This week we passed 500 members on the Strong Towns Network and are just a handful of connections away from 2,500 Facebook likes and 3,500 Twitter followers. To top it off, this past week I participated in our 99th Curbside Chat. None of this is possible without all of you tuning into our stuff and then sharing it with others. Thank you for your role in spreading the Strong Towns message. We really appreciate it.

Enjoy the week's news.

  • Next Thursday I will be speaking in Minneapolis for an event being hosted by the Minnesota ULI. I'm really excited about this particular event, not only because it is in my home state but also because the format for the program is giving a lot of time for Q&A. This is going to be a high-powered audience and I'm hoping they push me a little beyond the standard give and take. There are limited seats and I know things are filling up so, if you are interested in attending, don't wait.
  • I spent a couple of days this week in Memphis, one of my favorite American cities. This is a place with so much potential that is just waiting to burst out -- very invigorating to be there. Of course, there are always difficult issues to work through and the Desperation Phase of the Suburban Experiment is creating delusions everywhere. My response to the "moonshot" concept was that we would be better off heading to the casino and just putting it all on red. At least we could then move on to actually focusing on those fine-grained solutions we need.

About 50 members have been recruited since the effort started in November. Each already has been asked to offer three possible "moonshot" ideas for Memphis and Shelby County.

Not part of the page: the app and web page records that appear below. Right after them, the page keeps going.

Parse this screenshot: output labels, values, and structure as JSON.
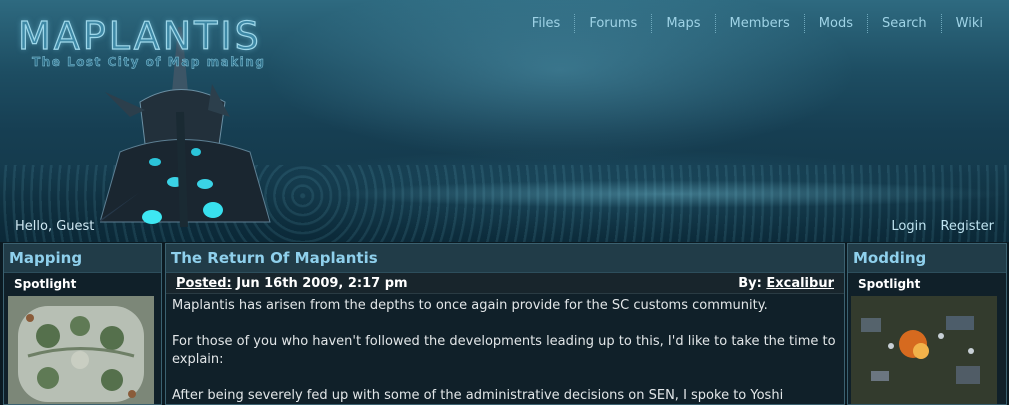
{
  "site": {
    "logo_text": "MAPLANTIS",
    "tagline": "The Lost City of Map making"
  },
  "nav": {
    "items": [
      {
        "label": "Files"
      },
      {
        "label": "Forums"
      },
      {
        "label": "Maps"
      },
      {
        "label": "Members"
      },
      {
        "label": "Mods"
      },
      {
        "label": "Search"
      },
      {
        "label": "Wiki"
      }
    ]
  },
  "user": {
    "greeting": "Hello, Guest",
    "login_label": "Login",
    "register_label": "Register"
  },
  "left_panel": {
    "title": "Mapping",
    "subtitle": "Spotlight"
  },
  "news": {
    "title": "The Return Of Maplantis",
    "posted_label": "Posted:",
    "posted_date": "Jun 16th 2009, 2:17 pm",
    "by_label": "By:",
    "author": "Excalibur",
    "paragraphs": [
      "Maplantis has arisen from the depths to once again provide for the SC customs community.",
      "For those of you who haven't followed the developments leading up to this, I'd like to take the time to explain:",
      "After being severely fed up with some of the administrative decisions on SEN, I spoke to Yoshi"
    ]
  },
  "right_panel": {
    "title": "Modding",
    "subtitle": "Spotlight"
  },
  "colors": {
    "accent": "#8fd0ec",
    "panel_bg": "#102029",
    "header_bg": "#213c48"
  }
}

The chamber will reform its committees around the long-term, strategic plans that the Chairman's Circle create. The $2.5 million will be seed money to accomplish the circle's big-vision plans.

  • Patrick Kennedy at Walkable Dallas Forth Worth is one of my favorite bloggers. He's a very intelligent and insightful guy in an area that has some real serious challenges in dealing with reality. Nice to see his stuff gaining traction. (Side note: Andrew Burleson informed me that Texas had the highest percentage of wind energy in the nation to which I responded, "If they could harness all the blowhards, they would be exporting clean energy to the world." One of my favorite past times is messing with Texas, especially my Dallas relatives.)

The bust wasn’t the problem. It was the boom, that displaced and destabilized cities… Sprawl.

The underlying problem is that you can’t balance the budget with an imbalanced physical environment. Too much infrastructural burden and too little tax base.

Whenever the phrase “our crumbling infrastructure” passes the lips of a politician or appears in the pages of a newspaper, I change the password on my checking account and move my wallet to the front pocket of my jeans. So when President Barack Obama invoked our “aging infrastructure badly in need of repair” in his State of the Union address on Tuesday and Washington Post columnist Fareed Zakaria used his perch yesterday to complain that Obama wasn’t proposing near enough for infrastructure, I closed my bank accounts, canceled my credit cards, converted my liquid investments into gold bullion, dumped them into 55-gallon drums, rolled the drums into a backyard pit and poured a load of cement over the heap.

It’s not that infrastructure doesn’t crumble — everything turns to dust eventually. Obviously, useful bridges, ports, airports and highways need to be maintained, and as a country grows it needs new ones. It’s just that the press allows members of the civil engineering-industrial complex to bamboozle them into believing that all calls for building infrastructure are equal.

  • The engineering profession during the Suburban Experiment has always been prepared to fight the last battle, which unfortunately is true not only in the United States but in Australia as well. After decades of not understanding induced demand and thus underestimating traffic volumes, the profession -- committed to making only new mistakes -- has severely overcompensated. That this is happening simultaneously with declining average daily traffic counts makes the professional myopia all the more tragic.

As Matt O'Sullivan reported, Arup had predicted that Airport Link would attract about 135,000 vehicles a day just a month after it opened in July, rising to 291,000 vehicles by 2026, but usage has actually been falling. In December, an average of just 47,000 vehicles a day used the toll road.

 

A late Friday update: Had a fantastic day at school with Stella. Turning six as a kindergartner is a HUGE deal and it was fun for me to be part of it. I've had a rough couple of weeks with a lot of time away and so there was a little bit of makeup guilt for me here too. It is hard on the kids when dad has a long stretch away. 

When we got back home today we opted for dance party instead of blogging and then switched to cleaning up the house for family and friends expected on Saturday. Everyone's in bed now, including me, and I'm going to close my eyes here and get my mind and body ready for tomorrow. Have a great weekend, everyone. See you back here on Monday.